If you’re a foodie, you probably recall all the exotic seafood menus you’ve sampled along the way – from white tuna and mackerel to that strange cucumber-looking sea urchin. However, you might be in for a surprise when you learn about your seafood’s true origins.

In 2015, the United States alone consumed roughly 5 billion pounds of seafood, placing it as the second largest seafood consumer after China. But what makes matters quite startling is that nearly half the time, the seafood we eat are not purported as what they are…

Wait, what??

Seafood fraud – the act of misrepresenting seafood products – occurs 25% to 70% of the time amongst common fish species such as wild salmon, Atlantic cod, and tuna. Thankfully, this issue is being addressed by several scientific testing methods, one of which is quite familiar to us: PCR.


But first, let’s delve into the where, what, and how’s of this fishy business.

Where is the evidence for fish fraud?

Between 2010 and 2012, a non-profit conservation group called Oceana investigated more than 1,200 seafood samples across 21 states in the US. Their purpose was to confirm accurate food labeling. The study concluded that 33% of all collected samples were mislabeled – with tuna and snapper fish ranking highest for false advertising. In fact, 59% of fish labeled “tuna” and 87% of fish labeled “snapper” were imposters. Halibut, grouper, cod, and Chilean seabass were amongst other inaccurately labeled fish at 19% to 38% of the time.

In Oceana’s latest 2016 global report, one in five of over 25,000 seafood samples tested globally are mislabeled at each sector of the “seafood supply chain: retail, wholesale, distribution, import/export, packaging, processing and landing.”

The 2016 report investigated seafood fraud in 55 countries. What the study found was that 58% of the collected samples were substitute fish species that may cause illness. One such species is escolar, a commonly mislabeled fish that is found to be a substitution for white tuna in sushi restaurants across the US. Because escolar contains the indigestible wax ester gempylotoxin, escolar intake can lead to a condition known as keriorrhea. Keriorrhea produces leaky discharges per the rectum as a brownish or orange-colored oil. Other symptoms associated with keriorrhea include nausea, vomiting, and abdominal cramps.

How did this happen?

The global seafood supply chain is a very complex process. The fish we eat passes through so many different hands before getting to our dinner table. While over 90% of the seafood Americans consume is exported from different countries around the world, it’s interesting to note that a large chunk of this imported seafood is caught by American fishermen. This is then exported overseas for processing before importing back into the states. With so many moving variables, mislabeling can occur intentionally or unintentionally by fisheries, wholesalers, or even restaurant chefs.

So, what does this all mean?

Inaccurately labeled food is not only commercial deception money-wise, but also a sustainability and health issue.

• Adulterated fish are oftentimes cheap fish being sold as a high-end fish: a $6/pound tilapia disguised as a $17/pound red snapper

About one-fifth of halibut in the U.S. is mislabeled.
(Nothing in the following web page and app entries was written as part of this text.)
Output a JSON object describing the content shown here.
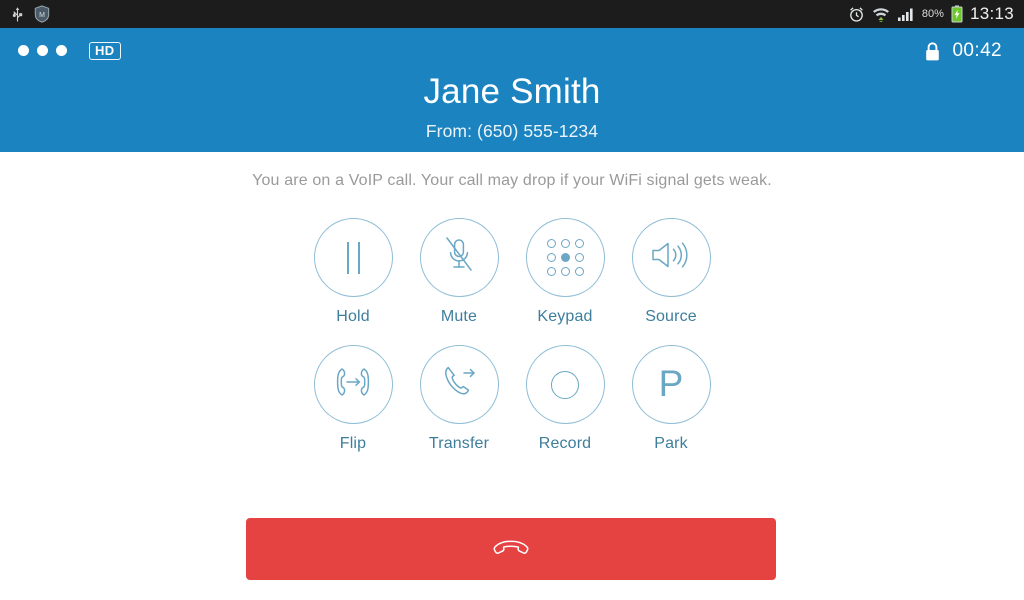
{
  "status_bar": {
    "left_icons": [
      {
        "name": "usb-icon",
        "label": "USB"
      },
      {
        "name": "security-shield-icon",
        "label": "Security"
      }
    ],
    "right_icons": [
      {
        "name": "alarm-clock-icon",
        "label": "Alarm"
      },
      {
        "name": "wifi-icon",
        "label": "WiFi"
      },
      {
        "name": "signal-bars-icon",
        "label": "Signal"
      }
    ],
    "battery_percent": "80%",
    "battery_icon": "battery-charging-icon",
    "time": "13:13"
  },
  "header": {
    "menu_icon": "three-dots-icon",
    "hd_badge": "HD",
    "lock_icon": "lock-icon",
    "call_timer": "00:42",
    "caller_name": "Jane Smith",
    "caller_from": "From: (650) 555-1234",
    "background_color": "#1b83bf"
  },
  "main": {
    "notice": "You are on a VoIP call. Your call may drop if your WiFi signal gets weak.",
    "actions": [
      {
        "label": "Hold",
        "icon": "pause-icon"
      },
      {
        "label": "Mute",
        "icon": "microphone-muted-icon"
      },
      {
        "label": "Keypad",
        "icon": "keypad-icon"
      },
      {
        "label": "Source",
        "icon": "speaker-icon"
      },
      {
        "label": "Flip",
        "icon": "flip-call-icon"
      },
      {
        "label": "Transfer",
        "icon": "transfer-call-icon"
      },
      {
        "label": "Record",
        "icon": "record-icon"
      },
      {
        "label": "Park",
        "icon": "park-icon"
      }
    ],
    "accent_color": "#3d7e9c",
    "circle_stroke_color": "#8fbed6"
  },
  "hangup_button": {
    "icon": "hangup-phone-icon",
    "label": "",
    "color": "#e54242"
  }
}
The overfished Atlantic halibut is often substituted for the Pacific Halibut so we may be unknowingly consuming halibut that is endangered
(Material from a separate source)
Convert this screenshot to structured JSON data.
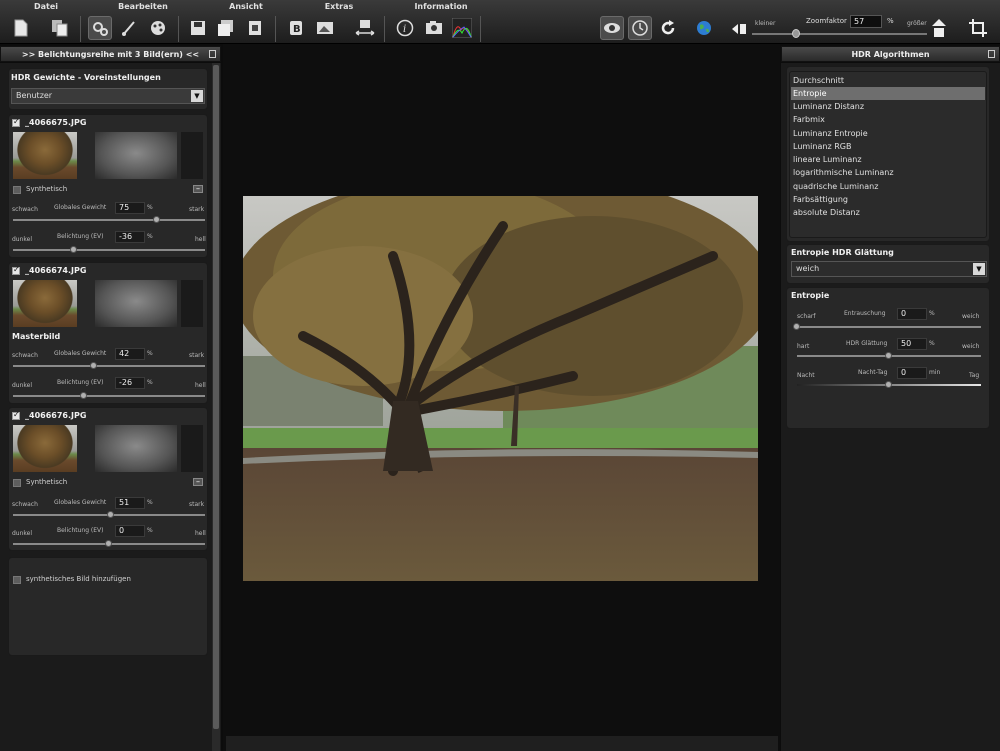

• Fish that pose species-specific health risks to consumers are being sold under false advertisement: higher mercury level tilefish sold as the low mercury halibut

How is the US government addressing this problem?
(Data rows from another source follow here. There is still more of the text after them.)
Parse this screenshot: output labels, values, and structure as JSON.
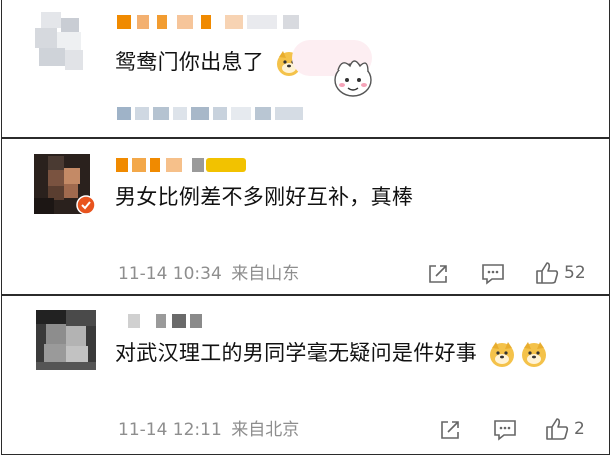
{
  "colors": {
    "text": "#111111",
    "meta": "#8e8e8e",
    "border": "#2b2b2b",
    "vip_orange": "#f08a00",
    "vip_gold": "#f2c200",
    "badge_red": "#e8541e"
  },
  "comments": [
    {
      "text": "鸳鸯门你出息了",
      "emoji": [
        "doge-icon"
      ],
      "sticker": "sticker-icon"
    },
    {
      "text": "男女比例差不多刚好互补，真棒",
      "time": "11-14 10:34",
      "location": "来自山东",
      "likes": "52",
      "icons": [
        "share-icon",
        "comment-icon",
        "like-icon"
      ]
    },
    {
      "text": "对武汉理工的男同学毫无疑问是件好事",
      "emoji": [
        "doge-icon",
        "doge-icon"
      ],
      "time": "11-14 12:11",
      "location": "来自北京",
      "likes": "2",
      "icons": [
        "share-icon",
        "comment-icon",
        "like-icon"
      ]
    }
  ]
}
Most recently in December 2016, the Obama administration announced a final rule to address illegal fishing and seafood fraud in the United States. This final rule requires the National Oceanic and Atmospheric Administration (NOAA) to install a Seafood Import Monitoring Program, which will allow for a greater level of traceability and transparency in the seafood supply chain.

How is the FDA detecting fish fraud?

DNA barcoding for fish species identification is a project being administered by scientists at the United States Food Drug Administration (FDA). Once a fish’s identity is confirmed through DNA testing, a new barcode is created for that species and subsequently inputted into a database. This database serves as a reference for profiling fish and fish-related products.

What DNA-based testing method is implemented into this FDA process?

The whole fish is first collected before a sample piece is removed for DNA testing. Once the DNA is exacted and purified, it undergoes the polymerase chain reaction (PCR) in a real-time PCR instrument (for quantitative output). PCR amplifies the target DNA sequence in a series of heating and cooling cycles so that in the end, an abundant amount of the target sequence can be detected.

So you may ask, why do we need to replicate so many copies of the target DNA sequence? The reason is that without amplification, detecting the target sequence would be akin to trying to find a needle in a haystack. In other words, it would be nearly impossible. Since PCR is a highly sensitive and specific test, this technique is utilized widely and can be completed within 30 minutes on average.

How can I protect myself from adulterated fish?

• Be skeptical of very low prices as the cheapest prices may reflect adulteration

• Purchase from reputable brands and sources

• Buy the whole fish as opposed to fillets

• Build a relationship with your local fishermen and ask questions about the type of fish and where and when it was caught